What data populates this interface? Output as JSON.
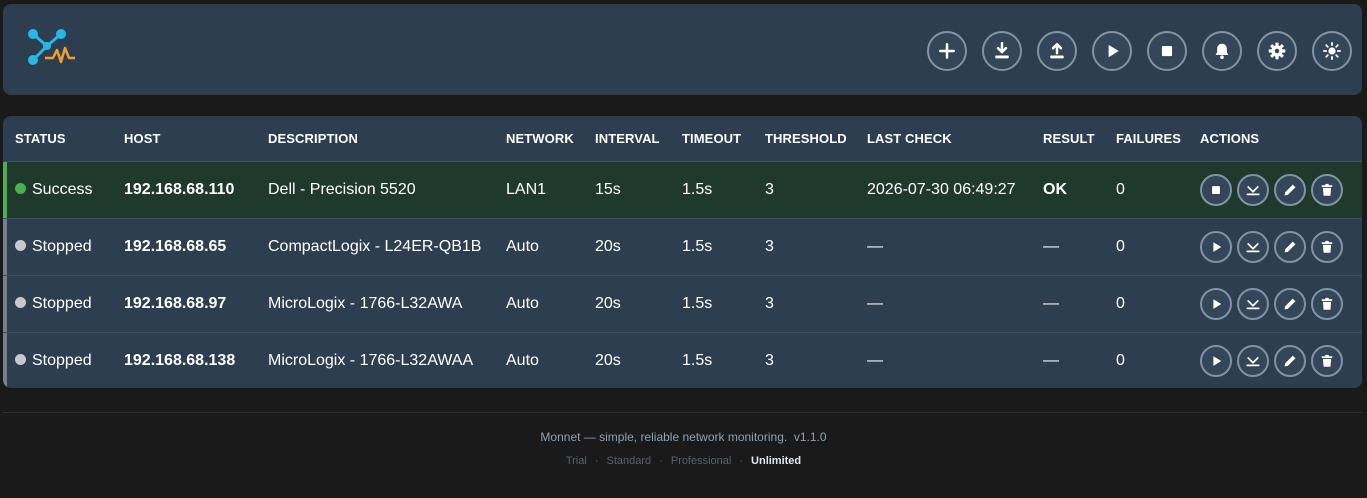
{
  "app": {
    "logo_icon": "network-pulse-logo",
    "toolbar": [
      {
        "name": "add-host-button",
        "icon": "plus-icon"
      },
      {
        "name": "import-button",
        "icon": "download-icon"
      },
      {
        "name": "export-button",
        "icon": "upload-icon"
      },
      {
        "name": "start-all-button",
        "icon": "play-icon"
      },
      {
        "name": "stop-all-button",
        "icon": "stop-icon"
      },
      {
        "name": "notifications-button",
        "icon": "bell-icon"
      },
      {
        "name": "settings-button",
        "icon": "gear-icon"
      },
      {
        "name": "theme-toggle-button",
        "icon": "sun-icon"
      }
    ]
  },
  "table": {
    "headers": [
      "STATUS",
      "HOST",
      "DESCRIPTION",
      "NETWORK",
      "INTERVAL",
      "TIMEOUT",
      "THRESHOLD",
      "LAST CHECK",
      "RESULT",
      "FAILURES",
      "ACTIONS"
    ],
    "rows": [
      {
        "status": "Success",
        "host": "192.168.68.110",
        "description": "Dell - Precision 5520",
        "network": "LAN1",
        "interval": "15s",
        "timeout": "1.5s",
        "threshold": "3",
        "last_check": "2026-07-30 06:49:27",
        "result": "OK",
        "failures": "0"
      },
      {
        "status": "Stopped",
        "host": "192.168.68.65",
        "description": "CompactLogix - L24ER-QB1B",
        "network": "Auto",
        "interval": "20s",
        "timeout": "1.5s",
        "threshold": "3",
        "last_check": "—",
        "result": "—",
        "failures": "0"
      },
      {
        "status": "Stopped",
        "host": "192.168.68.97",
        "description": "MicroLogix - 1766-L32AWA",
        "network": "Auto",
        "interval": "20s",
        "timeout": "1.5s",
        "threshold": "3",
        "last_check": "—",
        "result": "—",
        "failures": "0"
      },
      {
        "status": "Stopped",
        "host": "192.168.68.138",
        "description": "MicroLogix - 1766-L32AWAA",
        "network": "Auto",
        "interval": "20s",
        "timeout": "1.5s",
        "threshold": "3",
        "last_check": "—",
        "result": "—",
        "failures": "0"
      }
    ]
  },
  "footer": {
    "tagline": "Monnet — simple, reliable network monitoring.",
    "version": "v1.1.0",
    "plans": [
      "Trial",
      "Standard",
      "Professional",
      "Unlimited"
    ],
    "active_plan": "Unlimited"
  },
  "colors": {
    "header_bg": "#2d3e50",
    "success": "#4caf50",
    "stopped": "#c7c9cc",
    "success_row_bg": "#1f3a2d"
  }
}
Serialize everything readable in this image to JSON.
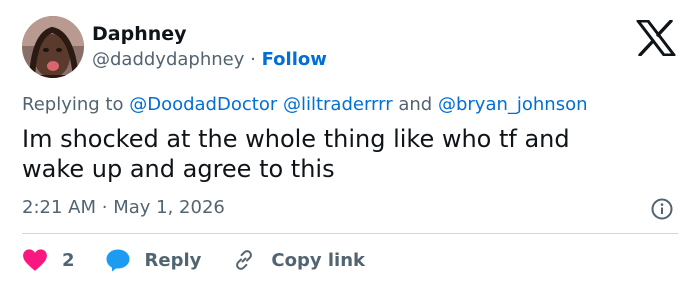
{
  "user": {
    "name": "Daphney",
    "handle": "@daddydaphney",
    "separator": "·",
    "follow_label": "Follow"
  },
  "brand": {
    "logo_icon": "x-logo-icon"
  },
  "reply_context": {
    "prefix": "Replying to",
    "mentions": [
      "@DoodadDoctor",
      "@liltraderrrr",
      "@bryan_johnson"
    ],
    "conjunction": "and"
  },
  "tweet": {
    "line1": "Im shocked at the whole thing like who tf and",
    "line2": "wake up and agree to this",
    "time": "2:21 AM",
    "dot": "·",
    "date": "May 1, 2026"
  },
  "actions": {
    "like_count": "2",
    "reply_label": "Reply",
    "copy_label": "Copy link"
  },
  "colors": {
    "link": "#006fd6",
    "like": "#f91880",
    "reply": "#1d9bf0",
    "muted": "#536471",
    "text": "#0f1419"
  }
}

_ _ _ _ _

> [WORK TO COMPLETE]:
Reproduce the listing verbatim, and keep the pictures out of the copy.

> [SOLUTION TO THIS TASK]:
What data populates this interface? Output as JSON.
{
  "app": {
    "logo_icon": "network-pulse-logo",
    "toolbar": [
      {
        "name": "add-host-button",
        "icon": "plus-icon"
      },
      {
        "name": "import-button",
        "icon": "download-icon"
      },
      {
        "name": "export-button",
        "icon": "upload-icon"
      },
      {
        "name": "start-all-button",
        "icon": "play-icon"
      },
      {
        "name": "stop-all-button",
        "icon": "stop-icon"
      },
      {
        "name": "notifications-button",
        "icon": "bell-icon"
      },
      {
        "name": "settings-button",
        "icon": "gear-icon"
      },
      {
        "name": "theme-toggle-button",
        "icon": "sun-icon"
      }
    ]
  },
  "table": {
    "headers": [
      "STATUS",
      "HOST",
      "DESCRIPTION",
      "NETWORK",
      "INTERVAL",
      "TIMEOUT",
      "THRESHOLD",
      "LAST CHECK",
      "RESULT",
      "FAILURES",
      "ACTIONS"
    ],
    "rows": [
      {
        "status": "Success",
        "host": "192.168.68.110",
        "description": "Dell - Precision 5520",
        "network": "LAN1",
        "interval": "15s",
        "timeout": "1.5s",
        "threshold": "3",
        "last_check": "2026-07-30 06:49:27",
        "result": "OK",
        "failures": "0"
      },
      {
        "status": "Stopped",
        "host": "192.168.68.65",
        "description": "CompactLogix - L24ER-QB1B",
        "network": "Auto",
        "interval": "20s",
        "timeout": "1.5s",
        "threshold": "3",
        "last_check": "—",
        "result": "—",
        "failures": "0"
      },
      {
        "status": "Stopped",
        "host": "192.168.68.97",
        "description": "MicroLogix - 1766-L32AWA",
        "network": "Auto",
        "interval": "20s",
        "timeout": "1.5s",
        "threshold": "3",
        "last_check": "—",
        "result": "—",
        "failures": "0"
      },
      {
        "status": "Stopped",
        "host": "192.168.68.138",
        "description": "MicroLogix - 1766-L32AWAA",
        "network": "Auto",
        "interval": "20s",
        "timeout": "1.5s",
        "threshold": "3",
        "last_check": "—",
        "result": "—",
        "failures": "0"
      }
    ]
  },
  "footer": {
    "tagline": "Monnet — simple, reliable network monitoring.",
    "version": "v1.1.0",
    "plans": [
      "Trial",
      "Standard",
      "Professional",
      "Unlimited"
    ],
    "active_plan": "Unlimited"
  },
  "colors": {
    "header_bg": "#2d3e50",
    "success": "#4caf50",
    "stopped": "#c7c9cc",
    "success_row_bg": "#1f3a2d"
  }
}
Serialize everything readable in this image to JSON.
{
  "user": {
    "name": "Daphney",
    "handle": "@daddydaphney",
    "separator": "·",
    "follow_label": "Follow"
  },
  "brand": {
    "logo_icon": "x-logo-icon"
  },
  "reply_context": {
    "prefix": "Replying to",
    "mentions": [
      "@DoodadDoctor",
      "@liltraderrrr",
      "@bryan_johnson"
    ],
    "conjunction": "and"
  },
  "tweet": {
    "line1": "Im shocked at the whole thing like who tf and",
    "line2": "wake up and agree to this",
    "time": "2:21 AM",
    "dot": "·",
    "date": "May 1, 2026"
  },
  "actions": {
    "like_count": "2",
    "reply_label": "Reply",
    "copy_label": "Copy link"
  },
  "colors": {
    "link": "#006fd6",
    "like": "#f91880",
    "reply": "#1d9bf0",
    "muted": "#536471",
    "text": "#0f1419"
  }
}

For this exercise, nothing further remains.